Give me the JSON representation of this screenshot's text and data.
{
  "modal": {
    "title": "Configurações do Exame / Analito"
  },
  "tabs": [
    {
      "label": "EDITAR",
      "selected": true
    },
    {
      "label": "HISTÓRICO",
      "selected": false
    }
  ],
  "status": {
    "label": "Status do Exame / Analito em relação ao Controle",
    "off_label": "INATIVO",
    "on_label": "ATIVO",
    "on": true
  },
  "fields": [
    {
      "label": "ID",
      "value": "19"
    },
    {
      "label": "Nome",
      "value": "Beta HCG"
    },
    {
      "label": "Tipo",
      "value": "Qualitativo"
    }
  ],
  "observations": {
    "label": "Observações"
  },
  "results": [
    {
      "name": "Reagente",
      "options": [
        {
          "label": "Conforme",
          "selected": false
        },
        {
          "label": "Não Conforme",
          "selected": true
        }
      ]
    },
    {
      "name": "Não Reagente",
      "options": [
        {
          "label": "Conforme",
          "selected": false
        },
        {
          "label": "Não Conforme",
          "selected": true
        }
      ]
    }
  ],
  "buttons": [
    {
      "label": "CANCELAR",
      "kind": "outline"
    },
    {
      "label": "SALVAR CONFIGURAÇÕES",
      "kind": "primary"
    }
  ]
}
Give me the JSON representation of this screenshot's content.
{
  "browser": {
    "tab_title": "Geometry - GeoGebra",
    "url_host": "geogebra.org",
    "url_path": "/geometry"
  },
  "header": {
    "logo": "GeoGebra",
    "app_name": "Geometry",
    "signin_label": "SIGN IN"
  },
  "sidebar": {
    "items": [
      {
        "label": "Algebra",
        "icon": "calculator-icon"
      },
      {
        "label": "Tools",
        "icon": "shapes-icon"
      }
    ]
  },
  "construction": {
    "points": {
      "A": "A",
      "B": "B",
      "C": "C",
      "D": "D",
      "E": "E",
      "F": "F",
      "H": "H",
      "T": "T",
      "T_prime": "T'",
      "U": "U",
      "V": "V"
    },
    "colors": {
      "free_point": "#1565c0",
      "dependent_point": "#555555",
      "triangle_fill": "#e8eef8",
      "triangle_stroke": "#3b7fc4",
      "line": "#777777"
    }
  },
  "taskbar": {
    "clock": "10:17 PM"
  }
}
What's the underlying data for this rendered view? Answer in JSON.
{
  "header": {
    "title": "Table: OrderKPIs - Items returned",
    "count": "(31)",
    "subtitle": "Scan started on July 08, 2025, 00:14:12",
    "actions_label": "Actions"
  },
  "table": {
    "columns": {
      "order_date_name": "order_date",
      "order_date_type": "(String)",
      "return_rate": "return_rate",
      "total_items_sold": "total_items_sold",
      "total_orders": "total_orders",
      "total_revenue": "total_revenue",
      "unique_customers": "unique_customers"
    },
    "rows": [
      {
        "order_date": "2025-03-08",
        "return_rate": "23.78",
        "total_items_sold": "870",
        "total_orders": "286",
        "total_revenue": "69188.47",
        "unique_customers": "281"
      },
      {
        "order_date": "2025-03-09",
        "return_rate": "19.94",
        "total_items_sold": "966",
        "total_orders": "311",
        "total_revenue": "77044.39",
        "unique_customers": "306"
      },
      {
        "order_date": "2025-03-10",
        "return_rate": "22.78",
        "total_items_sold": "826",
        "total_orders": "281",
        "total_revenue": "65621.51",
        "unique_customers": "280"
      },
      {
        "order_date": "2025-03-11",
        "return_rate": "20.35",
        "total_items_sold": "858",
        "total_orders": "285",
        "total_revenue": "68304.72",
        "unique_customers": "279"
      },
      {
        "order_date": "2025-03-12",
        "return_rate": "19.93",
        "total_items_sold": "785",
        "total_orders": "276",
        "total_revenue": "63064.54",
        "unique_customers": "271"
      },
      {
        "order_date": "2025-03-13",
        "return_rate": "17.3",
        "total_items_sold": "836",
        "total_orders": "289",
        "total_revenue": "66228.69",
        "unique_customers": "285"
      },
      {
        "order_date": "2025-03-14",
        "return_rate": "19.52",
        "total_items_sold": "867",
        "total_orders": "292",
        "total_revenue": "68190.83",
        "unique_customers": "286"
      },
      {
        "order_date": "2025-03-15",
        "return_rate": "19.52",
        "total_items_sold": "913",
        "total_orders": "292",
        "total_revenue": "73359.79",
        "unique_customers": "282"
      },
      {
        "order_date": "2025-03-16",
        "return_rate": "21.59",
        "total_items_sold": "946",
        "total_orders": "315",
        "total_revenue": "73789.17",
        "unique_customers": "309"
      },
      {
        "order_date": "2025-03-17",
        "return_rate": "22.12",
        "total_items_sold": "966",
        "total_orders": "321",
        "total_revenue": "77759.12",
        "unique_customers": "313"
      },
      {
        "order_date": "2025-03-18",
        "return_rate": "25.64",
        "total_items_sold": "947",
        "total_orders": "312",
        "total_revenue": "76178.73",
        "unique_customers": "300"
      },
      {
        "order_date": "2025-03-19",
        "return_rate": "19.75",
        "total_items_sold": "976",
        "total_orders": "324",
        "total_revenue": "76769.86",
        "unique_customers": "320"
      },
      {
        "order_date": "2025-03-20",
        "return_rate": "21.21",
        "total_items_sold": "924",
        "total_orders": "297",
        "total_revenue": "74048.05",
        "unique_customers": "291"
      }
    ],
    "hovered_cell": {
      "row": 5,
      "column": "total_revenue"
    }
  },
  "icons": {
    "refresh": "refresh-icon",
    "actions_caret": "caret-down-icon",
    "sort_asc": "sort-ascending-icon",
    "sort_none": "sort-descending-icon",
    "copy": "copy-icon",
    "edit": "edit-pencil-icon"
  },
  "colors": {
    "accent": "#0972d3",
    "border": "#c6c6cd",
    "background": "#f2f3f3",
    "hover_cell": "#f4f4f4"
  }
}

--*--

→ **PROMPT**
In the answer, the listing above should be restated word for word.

→ **EXERCISE OUTPUT**
Give me the JSON representation of this screenshot's text and data.
{
  "modal": {
    "title": "Configurações do Exame / Analito"
  },
  "tabs": [
    {
      "label": "EDITAR",
      "selected": true
    },
    {
      "label": "HISTÓRICO",
      "selected": false
    }
  ],
  "status": {
    "label": "Status do Exame / Analito em relação ao Controle",
    "off_label": "INATIVO",
    "on_label": "ATIVO",
    "on": true
  },
  "fields": [
    {
      "label": "ID",
      "value": "19"
    },
    {
      "label": "Nome",
      "value": "Beta HCG"
    },
    {
      "label": "Tipo",
      "value": "Qualitativo"
    }
  ],
  "observations": {
    "label": "Observações"
  },
  "results": [
    {
      "name": "Reagente",
      "options": [
        {
          "label": "Conforme",
          "selected": false
        },
        {
          "label": "Não Conforme",
          "selected": true
        }
      ]
    },
    {
      "name": "Não Reagente",
      "options": [
        {
          "label": "Conforme",
          "selected": false
        },
        {
          "label": "Não Conforme",
          "selected": true
        }
      ]
    }
  ],
  "buttons": [
    {
      "label": "CANCELAR",
      "kind": "outline"
    },
    {
      "label": "SALVAR CONFIGURAÇÕES",
      "kind": "primary"
    }
  ]
}
Give me the JSON representation of this screenshot's content.
{
  "browser": {
    "tab_title": "Geometry - GeoGebra",
    "url_host": "geogebra.org",
    "url_path": "/geometry"
  },
  "header": {
    "logo": "GeoGebra",
    "app_name": "Geometry",
    "signin_label": "SIGN IN"
  },
  "sidebar": {
    "items": [
      {
        "label": "Algebra",
        "icon": "calculator-icon"
      },
      {
        "label": "Tools",
        "icon": "shapes-icon"
      }
    ]
  },
  "construction": {
    "points": {
      "A": "A",
      "B": "B",
      "C": "C",
      "D": "D",
      "E": "E",
      "F": "F",
      "H": "H",
      "T": "T",
      "T_prime": "T'",
      "U": "U",
      "V": "V"
    },
    "colors": {
      "free_point": "#1565c0",
      "dependent_point": "#555555",
      "triangle_fill": "#e8eef8",
      "triangle_stroke": "#3b7fc4",
      "line": "#777777"
    }
  },
  "taskbar": {
    "clock": "10:17 PM"
  }
}
What's the underlying data for this rendered view? Answer in JSON.
{
  "header": {
    "title": "Table: OrderKPIs - Items returned",
    "count": "(31)",
    "subtitle": "Scan started on July 08, 2025, 00:14:12",
    "actions_label": "Actions"
  },
  "table": {
    "columns": {
      "order_date_name": "order_date",
      "order_date_type": "(String)",
      "return_rate": "return_rate",
      "total_items_sold": "total_items_sold",
      "total_orders": "total_orders",
      "total_revenue": "total_revenue",
      "unique_customers": "unique_customers"
    },
    "rows": [
      {
        "order_date": "2025-03-08",
        "return_rate": "23.78",
        "total_items_sold": "870",
        "total_orders": "286",
        "total_revenue": "69188.47",
        "unique_customers": "281"
      },
      {
        "order_date": "2025-03-09",
        "return_rate": "19.94",
        "total_items_sold": "966",
        "total_orders": "311",
        "total_revenue": "77044.39",
        "unique_customers": "306"
      },
      {
        "order_date": "2025-03-10",
        "return_rate": "22.78",
        "total_items_sold": "826",
        "total_orders": "281",
        "total_revenue": "65621.51",
        "unique_customers": "280"
      },
      {
        "order_date": "2025-03-11",
        "return_rate": "20.35",
        "total_items_sold": "858",
        "total_orders": "285",
        "total_revenue": "68304.72",
        "unique_customers": "279"
      },
      {
        "order_date": "2025-03-12",
        "return_rate": "19.93",
        "total_items_sold": "785",
        "total_orders": "276",
        "total_revenue": "63064.54",
        "unique_customers": "271"
      },
      {
        "order_date": "2025-03-13",
        "return_rate": "17.3",
        "total_items_sold": "836",
        "total_orders": "289",
        "total_revenue": "66228.69",
        "unique_customers": "285"
      },
      {
        "order_date": "2025-03-14",
        "return_rate": "19.52",
        "total_items_sold": "867",
        "total_orders": "292",
        "total_revenue": "68190.83",
        "unique_customers": "286"
      },
      {
        "order_date": "2025-03-15",
        "return_rate": "19.52",
        "total_items_sold": "913",
        "total_orders": "292",
        "total_revenue": "73359.79",
        "unique_customers": "282"
      },
      {
        "order_date": "2025-03-16",
        "return_rate": "21.59",
        "total_items_sold": "946",
        "total_orders": "315",
        "total_revenue": "73789.17",
        "unique_customers": "309"
      },
      {
        "order_date": "2025-03-17",
        "return_rate": "22.12",
        "total_items_sold": "966",
        "total_orders": "321",
        "total_revenue": "77759.12",
        "unique_customers": "313"
      },
      {
        "order_date": "2025-03-18",
        "return_rate": "25.64",
        "total_items_sold": "947",
        "total_orders": "312",
        "total_revenue": "76178.73",
        "unique_customers": "300"
      },
      {
        "order_date": "2025-03-19",
        "return_rate": "19.75",
        "total_items_sold": "976",
        "total_orders": "324",
        "total_revenue": "76769.86",
        "unique_customers": "320"
      },
      {
        "order_date": "2025-03-20",
        "return_rate": "21.21",
        "total_items_sold": "924",
        "total_orders": "297",
        "total_revenue": "74048.05",
        "unique_customers": "291"
      }
    ],
    "hovered_cell": {
      "row": 5,
      "column": "total_revenue"
    }
  },
  "icons": {
    "refresh": "refresh-icon",
    "actions_caret": "caret-down-icon",
    "sort_asc": "sort-ascending-icon",
    "sort_none": "sort-descending-icon",
    "copy": "copy-icon",
    "edit": "edit-pencil-icon"
  },
  "colors": {
    "accent": "#0972d3",
    "border": "#c6c6cd",
    "background": "#f2f3f3",
    "hover_cell": "#f4f4f4"
  }
}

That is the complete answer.